The mask and costume allow us to embrace a certain part of ourselves, which otherwise we would hide under regular clothes.However, this puts our daily identity under a question. By identity I mean who we think we are, our actions, likes and want. Hence, are we truly whom we present ourselves to be in front of others? Or do we have the need to always show different parts of whom we are simply through changing our clothes everyday? If that is the case then, isn’t Halloween just another such occasion to show off yet another one layer of our multifaceted personality? Yes and no. Halloween is indeed an occasion but a special case. We require one such day of the year in order to show a particular part of who are. Namely, a different side which otherwise we wouldn’t reveal to the public. However, the Halloween costume does not lend itself only to the ones with darker sides to their personalities as it may be misconceived. In fact, very cheerful and happy costumes also become comfortable outfits to showcase different sides of one’s character in a creative fashion.
In other words, the costume is simply there as a placeholder for a much larger idea, namely the one of identity. Each and everyday we are constrained to certain kinds of identities only. Wether we are at work, school, or during a social gathering such as a party. However, occasions such as Halloween or a masquerade such as Mardi Gras, allow us to use our imagination and make up yet another seemingly temporary identity. In turn, we do not need to have any sentimental attachments to it like we do with all the others we use everyday. We are given a carte blanche and allowed to discard it at the end of the night in the same way the chariot of Cinderella turns back into a pumpkin. The next day our glorious and intriguing masks and costumes are simply tacky and cheap clothes bought from a drift store.
There is a deeper attachment to this temporary and convenient switch of identities. Unless we made it ours and attach our own meaning to it those tacky and cheap clothes will stay as such and never turn into an imaginative costume. Unless, we give it shape and form they will not mean anything to others as well. By looking at another everyday object, the book, we can shed more light on this identity switch. We associate ourselves with certain books and we buy them not so much to read them sometimes but to simply possess them. The act of buying and making them ours satisfies a certain mental hunger in the same way that putting on a costume does. Perhaps, clothing shopping works the same as book shopping. We are out there hunting for new identities. The costumes allow us to be who we want to be and the books allow us to imagine who we want to be. Keeping in mind of course that this is valid for fiction literature even though self-help books and certain non-fiction books such as biographies work as well.
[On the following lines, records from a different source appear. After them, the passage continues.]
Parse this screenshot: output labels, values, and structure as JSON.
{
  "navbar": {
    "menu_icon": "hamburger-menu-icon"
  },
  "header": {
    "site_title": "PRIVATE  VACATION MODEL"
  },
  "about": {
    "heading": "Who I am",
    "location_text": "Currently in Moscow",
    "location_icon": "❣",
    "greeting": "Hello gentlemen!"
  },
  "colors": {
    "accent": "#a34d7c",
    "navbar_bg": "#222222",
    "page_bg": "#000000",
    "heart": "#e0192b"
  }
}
Both the Costume and the Book are placeholders, in this case, but not limited to, for our ever changing desire to be different. Those and other objects and items of our everyday life allow us to reflect on our reality of whom we want to be. We are then stuck in a perpetuating state of constant desire to be different at different times. They are also there to let everyone else around us know in an act of personal manifest that this is whom we are right now. Identity is a tricky topic, however it does mean it should not be approach boldly. This article is an attempt at tackling some of the aspects and issues caused as a result of our desire to be different.